[How to complete this task]: The answer is every record that follows, printed exactly.

[Extracted data]:
>>>>

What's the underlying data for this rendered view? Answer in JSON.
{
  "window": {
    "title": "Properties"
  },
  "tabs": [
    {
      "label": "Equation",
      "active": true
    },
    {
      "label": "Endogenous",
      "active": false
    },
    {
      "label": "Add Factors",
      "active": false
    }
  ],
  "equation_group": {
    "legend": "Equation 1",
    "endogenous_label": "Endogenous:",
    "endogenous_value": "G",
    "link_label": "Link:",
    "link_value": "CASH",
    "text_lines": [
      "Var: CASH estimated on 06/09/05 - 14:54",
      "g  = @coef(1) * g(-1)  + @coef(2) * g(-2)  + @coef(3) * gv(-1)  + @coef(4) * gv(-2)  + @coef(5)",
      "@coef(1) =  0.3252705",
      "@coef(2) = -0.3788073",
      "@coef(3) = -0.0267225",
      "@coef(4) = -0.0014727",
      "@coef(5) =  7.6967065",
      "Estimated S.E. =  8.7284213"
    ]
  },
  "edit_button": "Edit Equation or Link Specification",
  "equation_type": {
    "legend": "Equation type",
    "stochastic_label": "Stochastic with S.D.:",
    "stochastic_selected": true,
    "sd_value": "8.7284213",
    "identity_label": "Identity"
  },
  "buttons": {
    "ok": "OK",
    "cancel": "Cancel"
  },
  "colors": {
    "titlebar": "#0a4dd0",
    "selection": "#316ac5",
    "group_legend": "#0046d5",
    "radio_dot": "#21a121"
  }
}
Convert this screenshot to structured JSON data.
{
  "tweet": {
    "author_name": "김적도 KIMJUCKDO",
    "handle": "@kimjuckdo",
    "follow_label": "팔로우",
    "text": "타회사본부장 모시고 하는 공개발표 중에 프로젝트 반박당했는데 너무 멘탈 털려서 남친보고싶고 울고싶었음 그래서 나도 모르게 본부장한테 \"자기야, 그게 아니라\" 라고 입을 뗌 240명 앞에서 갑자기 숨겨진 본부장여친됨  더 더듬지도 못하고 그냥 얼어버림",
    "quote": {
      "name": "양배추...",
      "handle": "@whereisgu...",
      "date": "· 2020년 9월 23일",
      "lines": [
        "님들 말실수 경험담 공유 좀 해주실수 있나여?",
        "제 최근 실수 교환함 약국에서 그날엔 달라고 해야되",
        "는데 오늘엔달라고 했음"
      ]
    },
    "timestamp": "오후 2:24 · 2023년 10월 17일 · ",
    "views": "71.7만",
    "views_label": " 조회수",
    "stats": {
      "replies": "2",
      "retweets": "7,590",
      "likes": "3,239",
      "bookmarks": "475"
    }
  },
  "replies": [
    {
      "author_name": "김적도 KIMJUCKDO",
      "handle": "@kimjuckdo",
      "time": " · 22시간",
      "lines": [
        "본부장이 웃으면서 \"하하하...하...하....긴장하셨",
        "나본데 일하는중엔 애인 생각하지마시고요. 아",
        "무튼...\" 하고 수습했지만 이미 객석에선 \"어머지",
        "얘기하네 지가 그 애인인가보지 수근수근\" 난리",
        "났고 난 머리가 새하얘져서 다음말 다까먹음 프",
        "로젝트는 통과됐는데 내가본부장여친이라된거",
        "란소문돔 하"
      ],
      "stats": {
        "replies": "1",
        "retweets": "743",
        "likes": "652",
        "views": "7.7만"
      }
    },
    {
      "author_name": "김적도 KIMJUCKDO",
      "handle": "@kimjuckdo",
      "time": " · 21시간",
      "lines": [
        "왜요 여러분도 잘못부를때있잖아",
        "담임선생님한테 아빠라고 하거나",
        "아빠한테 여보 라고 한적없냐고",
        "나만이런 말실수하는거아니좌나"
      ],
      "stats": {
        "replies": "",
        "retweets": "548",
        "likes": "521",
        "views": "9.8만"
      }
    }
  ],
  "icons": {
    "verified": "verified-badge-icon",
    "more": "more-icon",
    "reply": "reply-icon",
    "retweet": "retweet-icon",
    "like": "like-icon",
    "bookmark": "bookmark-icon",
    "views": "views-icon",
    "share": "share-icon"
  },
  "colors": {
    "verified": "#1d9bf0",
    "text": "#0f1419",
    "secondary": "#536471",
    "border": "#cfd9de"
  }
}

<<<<

[Output for this task]:
What's the underlying data for this rendered view? Answer in JSON.
{
  "window": {
    "title": "Properties"
  },
  "tabs": [
    {
      "label": "Equation",
      "active": true
    },
    {
      "label": "Endogenous",
      "active": false
    },
    {
      "label": "Add Factors",
      "active": false
    }
  ],
  "equation_group": {
    "legend": "Equation 1",
    "endogenous_label": "Endogenous:",
    "endogenous_value": "G",
    "link_label": "Link:",
    "link_value": "CASH",
    "text_lines": [
      "Var: CASH estimated on 06/09/05 - 14:54",
      "g  = @coef(1) * g(-1)  + @coef(2) * g(-2)  + @coef(3) * gv(-1)  + @coef(4) * gv(-2)  + @coef(5)",
      "@coef(1) =  0.3252705",
      "@coef(2) = -0.3788073",
      "@coef(3) = -0.0267225",
      "@coef(4) = -0.0014727",
      "@coef(5) =  7.6967065",
      "Estimated S.E. =  8.7284213"
    ]
  },
  "edit_button": "Edit Equation or Link Specification",
  "equation_type": {
    "legend": "Equation type",
    "stochastic_label": "Stochastic with S.D.:",
    "stochastic_selected": true,
    "sd_value": "8.7284213",
    "identity_label": "Identity"
  },
  "buttons": {
    "ok": "OK",
    "cancel": "Cancel"
  },
  "colors": {
    "titlebar": "#0a4dd0",
    "selection": "#316ac5",
    "group_legend": "#0046d5",
    "radio_dot": "#21a121"
  }
}
Convert this screenshot to structured JSON data.
{
  "tweet": {
    "author_name": "김적도 KIMJUCKDO",
    "handle": "@kimjuckdo",
    "follow_label": "팔로우",
    "text": "타회사본부장 모시고 하는 공개발표 중에 프로젝트 반박당했는데 너무 멘탈 털려서 남친보고싶고 울고싶었음 그래서 나도 모르게 본부장한테 \"자기야, 그게 아니라\" 라고 입을 뗌 240명 앞에서 갑자기 숨겨진 본부장여친됨  더 더듬지도 못하고 그냥 얼어버림",
    "quote": {
      "name": "양배추...",
      "handle": "@whereisgu...",
      "date": "· 2020년 9월 23일",
      "lines": [
        "님들 말실수 경험담 공유 좀 해주실수 있나여?",
        "제 최근 실수 교환함 약국에서 그날엔 달라고 해야되",
        "는데 오늘엔달라고 했음"
      ]
    },
    "timestamp": "오후 2:24 · 2023년 10월 17일 · ",
    "views": "71.7만",
    "views_label": " 조회수",
    "stats": {
      "replies": "2",
      "retweets": "7,590",
      "likes": "3,239",
      "bookmarks": "475"
    }
  },
  "replies": [
    {
      "author_name": "김적도 KIMJUCKDO",
      "handle": "@kimjuckdo",
      "time": " · 22시간",
      "lines": [
        "본부장이 웃으면서 \"하하하...하...하....긴장하셨",
        "나본데 일하는중엔 애인 생각하지마시고요. 아",
        "무튼...\" 하고 수습했지만 이미 객석에선 \"어머지",
        "얘기하네 지가 그 애인인가보지 수근수근\" 난리",
        "났고 난 머리가 새하얘져서 다음말 다까먹음 프",
        "로젝트는 통과됐는데 내가본부장여친이라된거",
        "란소문돔 하"
      ],
      "stats": {
        "replies": "1",
        "retweets": "743",
        "likes": "652",
        "views": "7.7만"
      }
    },
    {
      "author_name": "김적도 KIMJUCKDO",
      "handle": "@kimjuckdo",
      "time": " · 21시간",
      "lines": [
        "왜요 여러분도 잘못부를때있잖아",
        "담임선생님한테 아빠라고 하거나",
        "아빠한테 여보 라고 한적없냐고",
        "나만이런 말실수하는거아니좌나"
      ],
      "stats": {
        "replies": "",
        "retweets": "548",
        "likes": "521",
        "views": "9.8만"
      }
    }
  ],
  "icons": {
    "verified": "verified-badge-icon",
    "more": "more-icon",
    "reply": "reply-icon",
    "retweet": "retweet-icon",
    "like": "like-icon",
    "bookmark": "bookmark-icon",
    "views": "views-icon",
    "share": "share-icon"
  },
  "colors": {
    "verified": "#1d9bf0",
    "text": "#0f1419",
    "secondary": "#536471",
    "border": "#cfd9de"
  }
}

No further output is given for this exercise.